Will the minimum-wage issue drive Democrats to the polls next November? Some Democrats certainly hope so, as indicated by this Wall Street Journal story on President Obama's travel to Michigan to emphasize the issue in an event with Senate candidate Rep. Gary Peters. Democratic strategists note, accurately, that large majorities favor raising the minimum wage, from whatever it is to whatever it is proposed to be. And large majorities of Democrats and majorities almost as large of Independents say they would be more likely to vote for a candidate who supports raising the minimum wage.
But how many people are really moved by the issue? The vast majority of people earning the minimum wage at any given time are not heads of households, but rather second or third or fourth earners — often teenagers working part-time. For them, an increase in the minimum wage would be welcome (unless it caused their employer to end their job) but not of life-altering significance. And of course, many minimum wage earners are only marginal voters, because they are young and transient, because they have few community ties or obligations — there are any number of reasons. And one suspects it's an issue of limited salience for those in households where no one earns anything like the minimum wage.

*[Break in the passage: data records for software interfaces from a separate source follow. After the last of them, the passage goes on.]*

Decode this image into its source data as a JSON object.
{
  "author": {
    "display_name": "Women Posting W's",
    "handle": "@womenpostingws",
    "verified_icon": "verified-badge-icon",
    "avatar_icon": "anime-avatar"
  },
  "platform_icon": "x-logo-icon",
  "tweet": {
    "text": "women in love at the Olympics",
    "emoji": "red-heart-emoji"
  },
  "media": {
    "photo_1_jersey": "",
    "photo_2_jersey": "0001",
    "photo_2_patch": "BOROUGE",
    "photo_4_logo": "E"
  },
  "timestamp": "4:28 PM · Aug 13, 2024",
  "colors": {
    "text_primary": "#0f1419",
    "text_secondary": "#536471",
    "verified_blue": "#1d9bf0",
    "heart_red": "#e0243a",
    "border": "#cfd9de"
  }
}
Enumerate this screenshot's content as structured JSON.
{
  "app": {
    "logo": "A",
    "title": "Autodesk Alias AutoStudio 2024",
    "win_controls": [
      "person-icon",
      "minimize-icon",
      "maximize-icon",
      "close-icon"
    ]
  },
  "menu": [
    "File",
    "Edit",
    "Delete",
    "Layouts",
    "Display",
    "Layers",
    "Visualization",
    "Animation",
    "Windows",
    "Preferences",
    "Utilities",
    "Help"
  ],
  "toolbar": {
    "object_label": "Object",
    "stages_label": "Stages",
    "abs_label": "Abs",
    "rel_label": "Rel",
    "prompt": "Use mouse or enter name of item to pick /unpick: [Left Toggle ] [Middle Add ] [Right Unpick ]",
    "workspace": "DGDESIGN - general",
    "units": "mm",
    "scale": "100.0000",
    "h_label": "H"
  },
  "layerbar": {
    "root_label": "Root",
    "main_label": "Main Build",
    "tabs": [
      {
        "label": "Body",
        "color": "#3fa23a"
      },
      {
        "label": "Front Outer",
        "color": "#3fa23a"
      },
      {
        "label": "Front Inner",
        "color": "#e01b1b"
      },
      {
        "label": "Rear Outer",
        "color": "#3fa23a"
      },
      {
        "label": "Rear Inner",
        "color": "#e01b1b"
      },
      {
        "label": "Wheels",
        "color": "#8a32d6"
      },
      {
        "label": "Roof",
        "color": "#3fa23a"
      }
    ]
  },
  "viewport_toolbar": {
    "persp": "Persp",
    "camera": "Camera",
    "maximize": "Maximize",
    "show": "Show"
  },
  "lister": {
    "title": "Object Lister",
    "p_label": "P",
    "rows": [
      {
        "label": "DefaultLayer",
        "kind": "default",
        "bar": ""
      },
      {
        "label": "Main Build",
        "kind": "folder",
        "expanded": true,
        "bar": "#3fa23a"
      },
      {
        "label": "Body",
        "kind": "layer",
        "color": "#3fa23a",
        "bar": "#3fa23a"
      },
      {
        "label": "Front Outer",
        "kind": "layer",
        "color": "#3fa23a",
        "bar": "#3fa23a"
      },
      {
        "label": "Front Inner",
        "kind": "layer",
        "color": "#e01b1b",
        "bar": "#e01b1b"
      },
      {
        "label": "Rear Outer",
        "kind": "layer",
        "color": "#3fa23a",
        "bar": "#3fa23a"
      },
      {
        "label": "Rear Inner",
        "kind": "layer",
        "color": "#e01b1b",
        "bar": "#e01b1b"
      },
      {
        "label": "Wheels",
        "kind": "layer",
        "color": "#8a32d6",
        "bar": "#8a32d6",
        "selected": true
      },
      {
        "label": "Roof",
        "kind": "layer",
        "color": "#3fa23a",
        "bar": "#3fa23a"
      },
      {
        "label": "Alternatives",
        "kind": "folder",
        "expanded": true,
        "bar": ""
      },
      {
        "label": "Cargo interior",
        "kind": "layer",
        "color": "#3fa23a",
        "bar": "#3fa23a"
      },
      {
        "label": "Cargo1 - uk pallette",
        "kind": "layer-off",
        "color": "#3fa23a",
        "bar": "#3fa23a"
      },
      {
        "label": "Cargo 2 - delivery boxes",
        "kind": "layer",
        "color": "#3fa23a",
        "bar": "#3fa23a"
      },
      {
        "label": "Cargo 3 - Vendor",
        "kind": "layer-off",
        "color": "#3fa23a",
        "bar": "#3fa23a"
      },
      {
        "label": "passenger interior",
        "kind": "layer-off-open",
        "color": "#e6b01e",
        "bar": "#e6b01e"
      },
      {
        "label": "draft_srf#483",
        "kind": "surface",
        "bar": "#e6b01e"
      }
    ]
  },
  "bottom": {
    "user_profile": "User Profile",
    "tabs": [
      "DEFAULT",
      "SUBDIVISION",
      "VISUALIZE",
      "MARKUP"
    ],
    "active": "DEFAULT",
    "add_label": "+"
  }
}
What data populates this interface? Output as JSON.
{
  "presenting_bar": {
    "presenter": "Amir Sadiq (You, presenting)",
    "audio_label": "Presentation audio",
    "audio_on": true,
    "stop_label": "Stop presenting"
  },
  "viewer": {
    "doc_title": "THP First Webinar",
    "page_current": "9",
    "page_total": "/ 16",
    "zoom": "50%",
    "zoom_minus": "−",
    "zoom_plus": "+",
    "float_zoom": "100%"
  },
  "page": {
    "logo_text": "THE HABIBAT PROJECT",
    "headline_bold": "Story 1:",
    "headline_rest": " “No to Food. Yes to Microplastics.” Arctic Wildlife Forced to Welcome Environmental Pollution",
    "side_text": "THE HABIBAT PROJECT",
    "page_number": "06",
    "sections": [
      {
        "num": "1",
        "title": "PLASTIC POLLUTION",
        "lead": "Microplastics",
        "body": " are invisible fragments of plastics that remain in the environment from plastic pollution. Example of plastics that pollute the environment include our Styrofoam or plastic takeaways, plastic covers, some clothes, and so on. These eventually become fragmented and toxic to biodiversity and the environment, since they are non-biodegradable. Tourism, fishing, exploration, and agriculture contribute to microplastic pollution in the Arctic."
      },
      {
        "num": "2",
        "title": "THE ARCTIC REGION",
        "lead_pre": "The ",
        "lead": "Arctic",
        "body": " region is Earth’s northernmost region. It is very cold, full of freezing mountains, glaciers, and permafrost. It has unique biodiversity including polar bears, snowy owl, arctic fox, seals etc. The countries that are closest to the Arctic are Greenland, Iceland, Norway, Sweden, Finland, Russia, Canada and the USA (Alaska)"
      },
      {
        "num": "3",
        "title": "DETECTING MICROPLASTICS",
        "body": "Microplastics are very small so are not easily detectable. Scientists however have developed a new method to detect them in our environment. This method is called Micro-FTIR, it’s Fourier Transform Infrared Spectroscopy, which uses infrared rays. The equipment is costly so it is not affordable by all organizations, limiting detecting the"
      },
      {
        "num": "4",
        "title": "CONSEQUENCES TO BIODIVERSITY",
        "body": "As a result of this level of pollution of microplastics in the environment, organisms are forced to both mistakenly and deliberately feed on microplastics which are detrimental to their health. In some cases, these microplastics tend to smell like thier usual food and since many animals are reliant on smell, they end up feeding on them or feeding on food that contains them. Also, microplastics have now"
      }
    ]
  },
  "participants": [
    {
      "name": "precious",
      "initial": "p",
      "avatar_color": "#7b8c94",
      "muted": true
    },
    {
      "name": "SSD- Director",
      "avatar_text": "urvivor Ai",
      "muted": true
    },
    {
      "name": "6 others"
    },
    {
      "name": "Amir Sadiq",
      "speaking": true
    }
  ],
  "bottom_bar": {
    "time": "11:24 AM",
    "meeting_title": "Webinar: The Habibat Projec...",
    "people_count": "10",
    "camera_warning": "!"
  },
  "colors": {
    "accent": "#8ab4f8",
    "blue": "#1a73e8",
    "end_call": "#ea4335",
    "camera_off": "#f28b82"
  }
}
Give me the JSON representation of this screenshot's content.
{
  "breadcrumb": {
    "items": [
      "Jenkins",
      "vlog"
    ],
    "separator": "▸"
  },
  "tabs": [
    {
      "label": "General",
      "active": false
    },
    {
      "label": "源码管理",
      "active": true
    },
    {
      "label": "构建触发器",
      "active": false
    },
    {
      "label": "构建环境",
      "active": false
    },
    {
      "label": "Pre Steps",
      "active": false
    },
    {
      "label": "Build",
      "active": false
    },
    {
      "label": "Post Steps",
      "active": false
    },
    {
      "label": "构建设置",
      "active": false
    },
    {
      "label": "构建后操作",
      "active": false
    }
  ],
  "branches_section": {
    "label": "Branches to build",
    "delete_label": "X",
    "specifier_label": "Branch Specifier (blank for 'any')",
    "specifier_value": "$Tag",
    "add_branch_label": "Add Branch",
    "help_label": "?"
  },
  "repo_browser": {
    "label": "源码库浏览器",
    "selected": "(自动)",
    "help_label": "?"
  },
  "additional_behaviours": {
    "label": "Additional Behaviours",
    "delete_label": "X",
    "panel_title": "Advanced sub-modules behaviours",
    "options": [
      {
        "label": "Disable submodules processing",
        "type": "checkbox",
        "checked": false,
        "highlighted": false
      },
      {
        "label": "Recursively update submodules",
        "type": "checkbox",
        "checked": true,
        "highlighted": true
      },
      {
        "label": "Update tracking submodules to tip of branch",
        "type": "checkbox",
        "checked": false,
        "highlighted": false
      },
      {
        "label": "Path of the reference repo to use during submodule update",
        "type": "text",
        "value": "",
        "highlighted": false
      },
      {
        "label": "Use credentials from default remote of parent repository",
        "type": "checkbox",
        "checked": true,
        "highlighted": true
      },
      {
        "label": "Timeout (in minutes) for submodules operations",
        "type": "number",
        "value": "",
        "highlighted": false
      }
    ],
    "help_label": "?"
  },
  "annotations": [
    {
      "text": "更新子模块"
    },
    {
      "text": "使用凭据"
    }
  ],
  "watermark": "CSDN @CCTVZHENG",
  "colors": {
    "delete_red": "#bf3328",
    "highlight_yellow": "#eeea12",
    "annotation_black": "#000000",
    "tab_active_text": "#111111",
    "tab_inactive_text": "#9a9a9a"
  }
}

All of which suggests that while raising the minimum wage has widespread support, it generates little intensity. Nor is it likely to overshadow issues which are more important to voters because they are related to big events (war, the sluggish macroeconomy) or connected with deep beliefs (on cultural and religious issues).
Evidence for this view comes when you look at the dateline of the Wall Street Journal story: Ann Arbor, Mich. Ann Arbor, of course, is a university town, full of affluent professionals as well as students and graduate school hangers-on. You’ll see lots of t-shirts as the weather warms up, but you won’t see much in the way of an industrial proletariat. Indeed, Ann Arbor is a prime example of how the blue-collar working class has been replaced as a prime Democratic party constituency by affluent gentry liberals. Ann Arbor is currently represented in the House of Representatives by America’s longest-serving-ever member of Congress, John Dingell. When he was first elected in December 1955, his district was entirely within the city of Detroit and included a heavily Polish working class area. After a 1964 redistricting, the focus of Dingell’s district moved west, into Dearborn, headquarters of the Ford Motor Company and its giant River Rouge plant, then the largest auto plant in the world. Dingell’s current district still includes part of Dearborn, but its biggest Democratic margins now come out of Ann Arbor. Voters there gave Dingell a big margin when he encountered a spirited Republican challenge in 2010 and, now that he has announced he is not running for reelection this year, it looks like Ann Arbor will produce a big majority for his politically able wife, Debbie Dingell.
My sense is that Democrats are emphasizing the minimum wage issue not because there’s a big proletarian or private sector union constituency for it, but because it polls better than just about any other issue they can think of. And I think my thesis is supported by the fact that the site they chose for a presidential event on the issue was not some blue collar community but a university town like Ann Arbor, the real heartland of at least a very large part of the Democratic Party today.